Kargila, September 17: In Kargilla, on the outskirts of Kargili village, in the north-eastern part of the disputed Indian state of Sikkim, is a makeshift shrine to the late Gurmeet Ram Rahim Singh.
A huge marble pillar has been erected on the ground floor of a nondescript house, which is owned by the Sikh community, to commemorate the martyrdom of the Sikh guru.
The site of the shrine is also a gathering place for those of Sikh origin.
Gurmeet Ram Singh, a former chief minister of Punjab, was the founder of the Sikhs, who claim to have been the first Muslims to settle in India.
After fleeing persecution at the hands of the British, he and his followers settled in Kashmir and later spread their teachings in the Punjab, where they established their own communities.
The Sikh movement has been part of Indian history since the days of the Indus Valley civilisation, which was settled by the Khyber Pass people, who migrated from the Punjab in the 15th century.
The Gurmeet-led movement was not always an ardent supporter of the Indian Independence movement, but was instead a staunch defender of its cause.
In his book, The Truth About India, historian Preeti Narayanan writes that the Sikh movement in India was founded by two men, Bhai Baghwan Singh and Gurmeet Singh, who were in their mid-thirties.
Bhai Baghwa Singh was a leading Sikh nationalist, who became the first Sikh chief minister in British India.
In 1857, after a successful campaign against the British and Indian army, Baghwans Singh was appointed to the post of chief minister.
He also helped to draft the constitution of India, which gave the Sikh religious community the right to vote.
The Sikhs have always been a political minority, with only about half of India’s 1.2 billion population being Sikhs.
Today, about half the Sikhas live in Punjab, and most of them are not even Sikhs themselves.
“The first Sikhs to settle the plains of the subcontinent were Gurmeet and Bhai Bhagwan Singh.
Their journey was a harrowing one,” Narayanani writes.
“Gurmesh Singh was killed by British soldiers on a pilgrimage to India, and he was buried in a tomb of the Gurmesh village, which stood in the vicinity of his own village.
Today, there are only around 400 Sikhs left in the whole of Punjab.”
The second Sikh was Guru Gobind Singh, the founder and leader of the Gurdwara Sarnath in Kuch.
His grandson, Gurda Ram Singh (known as Guru Gobinda), founded the Kuch Gurdwaras in 1955.
The Gurmeet/Gurwaras movement was founded in the early 20th century by a group of Indian nationalists who were inspired by the teachings of Sikhism.

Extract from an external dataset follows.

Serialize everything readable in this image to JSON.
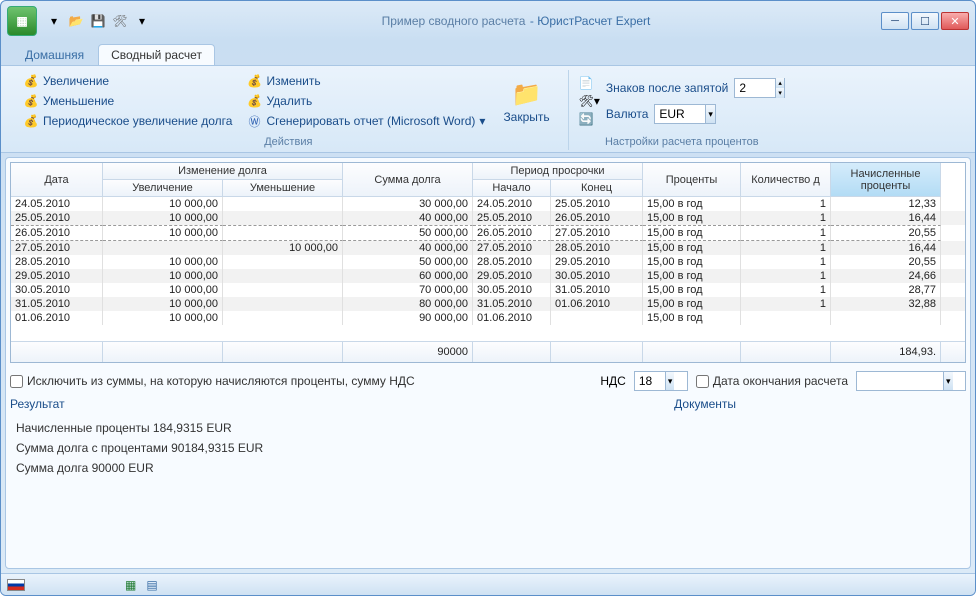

These men, who would go on to form the modern Sikh movement, believed that India should be a Hindu country, and their movement was born.
A decade after the foundation of the Kachin movement in Kochi in 1930, a Sikh boy, Gurmeet Lal Bihari, led a group in a demonstration on the streets of Delhi, in which he said that Hinduism was a religion of peace and love, and that Hindus should take pride in their heritage.
This was not the first time that the Kauravas had faced persecution in the name of their religion.
In 1931, the Punjab government declared that Sikhism was not a religion, and forced them to convert to Islam.
A year later, Sikhs were banned from entering the Punjab for their “anti-national activities”.
In 1963, the government of India banned Sikhs in the entire country for their alleged “anti Hindu” activities.
As part of its attempt to stamp out the movement, the Indian government ordered the establishment of “safe houses” in Punjab for Sikhs who were being forced to leave their homeland.
In 1984, the Sikh gurdwas in Punjab were raided by the Indian police, and Gurminder Singh and his family were arrested.
They were tried in India’s high court, where the sentence was handed down in 1971.
According to Narayanana, the first recorded Sikh martyr was Guru Harjit Singh, one of the four Gurmeet Gurus.
After the death of Guru Harjinder Singh, Gurmendra Singh, an influential leader of Sikh society in the United Kingdom, began campaigning for the return of Sikh-majority areas of India.
Gurmindi’s campaign led to a movement that culminated in the 1967 elections.
The defeat of the Congress-led government led to the establishment in 1969 of the Bharatiya Janata Party (BJP), which became the dominant political party in India for the next 30 years.
Narayanani describes the BJP’s